Perhaps the greatest vice of our age is the belief that certain domains are simply amoral—economics, for instance. Republican presidential candidate Jeb Bush recently joined a long line of conservatives who believe matters of money are excused from the directives of faith, contrary to centuries of Christian teaching. For this reason, making the case that Francis’s teachings on the economy are not only theologically sound but appropriate for a Pope has been an important task for those hoping to see a Francis effect in politics. Andrea Tornielli and Giacomo Galeazzi
’s compact book This Economy Kills does precisely that.

Tornielli and Galeazzi are each longtime observers of the Vatican, and put their experience to use in outlining the Church’s longstanding skepticism of the excesses of free market capitalism, a stance which seems better understood in Europe and Latin America than within the United States. For Tornielli and Galeazzi, correcting the “forgetfulness that sometimes seems to exist in the Catholic world regarding some relevant and surprising pages of the social doctrine of the church” is key to making the case for the legitimacy of Francis’s economic message. Their book brings together a slew of experts with different perspectives on Francis’s economics, though their views seem to converge in that all view Francis as committed to a more equitable world, in which gainful work and adequate public resources are made available to all.

One of the most fascinating aspects of Tornielli and Galeazzi’s book is an interview they managed to conduct with Francis himself. In the latter pages of the volume, Tornielli and Galeazzi ask Francis to demonstrate the continuity of his vision of a just economy (“We need programs, structures, and policies leading to a better allocation of resources, job creation, and the integral advancement of those who are excluded,” the pontiff says) with that of Church tradition. To do so, Francis cites none other than Pope John XXIII:

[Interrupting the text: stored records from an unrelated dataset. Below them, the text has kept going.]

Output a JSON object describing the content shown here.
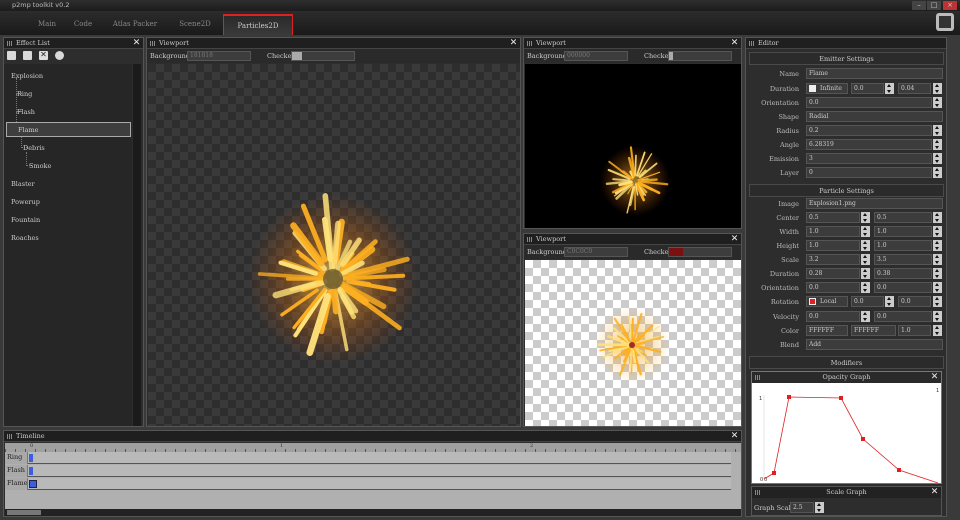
{
  "app": {
    "title": "p2mp toolkit v0.2"
  },
  "tabs": [
    "Main",
    "Code",
    "Atlas Packer",
    "Scene2D",
    "Particles2D"
  ],
  "effect_list": {
    "title": "Effect List",
    "items": [
      "Explosion",
      "Ring",
      "Flash",
      "Flame",
      "Debris",
      "Smoke",
      "Blaster",
      "Powerup",
      "Fountain",
      "Roaches"
    ],
    "selected": "Flame"
  },
  "viewport_main": {
    "title": "Viewport",
    "background_label": "Background",
    "background_value": "181818",
    "checker_label": "Checker"
  },
  "viewport_black": {
    "title": "Viewport",
    "background_label": "Background",
    "background_value": "000000",
    "checker_label": "Checker"
  },
  "viewport_white": {
    "title": "Viewport",
    "background_label": "Background",
    "background_value": "C0C0C0",
    "checker_label": "Checker"
  },
  "editor": {
    "title": "Editor",
    "emitter": {
      "header": "Emitter Settings",
      "name_label": "Name",
      "name": "Flame",
      "duration_label": "Duration",
      "infinite_label": "Infinite",
      "duration_min": "0.0",
      "duration_max": "0.04",
      "orientation_label": "Orientation",
      "orientation": "0.0",
      "shape_label": "Shape",
      "shape": "Radial",
      "radius_label": "Radius",
      "radius": "0.2",
      "angle_label": "Angle",
      "angle": "6.28319",
      "emission_label": "Emission",
      "emission": "3",
      "layer_label": "Layer",
      "layer": "0"
    },
    "particle": {
      "header": "Particle Settings",
      "image_label": "Image",
      "image": "Explosion1.png",
      "center_label": "Center",
      "center_a": "0.5",
      "center_b": "0.5",
      "width_label": "Width",
      "width_a": "1.0",
      "width_b": "1.0",
      "height_label": "Height",
      "height_a": "1.0",
      "height_b": "1.0",
      "scale_label": "Scale",
      "scale_a": "3.2",
      "scale_b": "3.5",
      "duration_label": "Duration",
      "duration_a": "0.28",
      "duration_b": "0.38",
      "orientation_label": "Orientation",
      "orientation_a": "0.0",
      "orientation_b": "0.0",
      "rotation_label": "Rotation",
      "local_label": "Local",
      "rotation_a": "0.0",
      "rotation_b": "0.0",
      "velocity_label": "Velocity",
      "velocity_a": "0.0",
      "velocity_b": "0.0",
      "color_label": "Color",
      "color_a": "FFFFFF",
      "color_b": "FFFFFF",
      "color_c": "1.0",
      "blend_label": "Blend",
      "blend": "Add"
    },
    "modifiers": {
      "header": "Modifiers",
      "opacity_graph_title": "Opacity Graph",
      "graph_y_max": "1",
      "graph_y_min": "0",
      "graph_x_min": "0",
      "graph_x_max": "1",
      "scale_graph_title": "Scale Graph",
      "graph_scale_label": "Graph Scale",
      "graph_scale_value": "2.5"
    }
  },
  "timeline": {
    "title": "Timeline",
    "rows": [
      "Ring",
      "Flash",
      "Flame"
    ],
    "ruler_marks": [
      "0",
      "1",
      "2"
    ]
  }
}
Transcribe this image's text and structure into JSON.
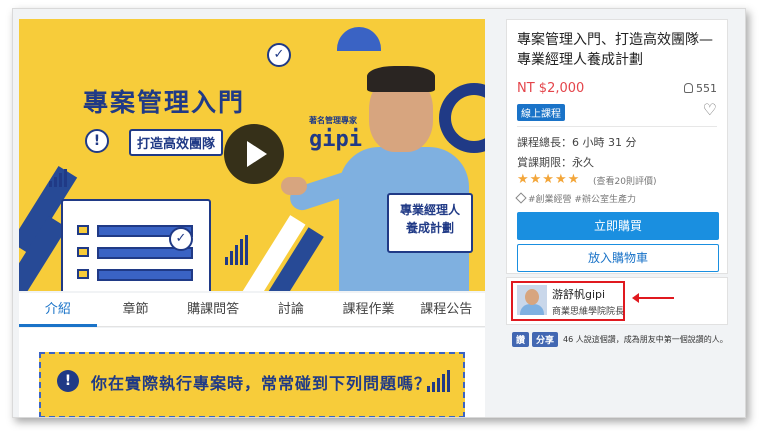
{
  "hero": {
    "title": "專案管理入門",
    "subtitle": "打造高效團隊",
    "expert_label": "著名管理專家",
    "expert_name": "gipi",
    "plan_line1": "專業經理人",
    "plan_line2": "養成計劃",
    "alert_glyph": "!",
    "check_glyph": "✓"
  },
  "tabs": [
    {
      "label": "介紹",
      "active": true
    },
    {
      "label": "章節"
    },
    {
      "label": "購課問答"
    },
    {
      "label": "討論"
    },
    {
      "label": "課程作業"
    },
    {
      "label": "課程公告"
    }
  ],
  "content_banner": {
    "text": "你在實際執行專案時，常常碰到下列問題嗎？",
    "glyph": "!"
  },
  "course": {
    "title": "專案管理入門、打造高效團隊—專業經理人養成計劃",
    "price": "NT $2,000",
    "students": "551",
    "badge": "線上課程",
    "heart_glyph": "♡",
    "length": "課程總長：6 小時 31 分",
    "period": "賞課期限：永久",
    "stars": "★★★★★",
    "rating_text": "(查看20則評價)",
    "tags": "#創業經營 #辦公室生產力",
    "buy_label": "立即購買",
    "cart_label": "放入購物車"
  },
  "instructor": {
    "name": "游舒帆gipi",
    "title": "商業思維學院院長"
  },
  "fb": {
    "like": "讚",
    "share": "分享",
    "text": "46 人說這個讚，成為朋友中第一個說讚的人。"
  },
  "colors": {
    "accent_blue": "#1a8fe0",
    "price_red": "#e4454b",
    "highlight_red": "#e0191f",
    "hero_yellow": "#f7cc3a",
    "hero_navy": "#203a86"
  }
}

A month before the opening of the Second Vatican Council, Pope John XXIII said: “The church reveals itself as it is and as it aspires to be, that is, everyone’s church, and particularly the church of the poor.”...The church’s invitation to overcome what I have called the ‘globalization of indifference’ is far from any political interest and ideology. Animated only by Jesus’ words, the church wants to make its contribution to build a world where we look after one another and care for each other.

It really is as simple as that: Francis’s message underscores the Christian mandate to genuinely care for one another in all domains of life, in whatever office or capacity a person finds herself. Maybe this is why the edifices of power have such difficulty contending with Francis: His brand of reform is truly to re-form, to reconstitute what has long been true of the Church and valued in the Catholic tradition, and to present the core message of Christian teaching simply and authentically. Whatever he says when he addresses Congress this coming week will be historic not only for the singularity of the occasion, but because the message of Jesus is still uncomfortably revolutionary, even in our enlightened age, which by the day seems darker.

In Men in Dark Times, Arendt admits it is hard to say without retrospect whether the light cast by our contemporary luminaries “was the light of a candle or that of a blazing sun.” That, she decides, is a job for posterity. Indeed it is impossible for us now to know whether or not Pope Francis will be memorialized as an outsize figure either within the Church or without; what we can more soundly say is that his teachings and example routinely defy the notion that we are doomed to the darkness of our times. As Saint Augustine said in a fifth century sermon, “We make our times; such as we are, such are the times.” If the “Francis effect” has an immediate or lasting effect, it will show itself not in how we cope with our times, but in how we change them.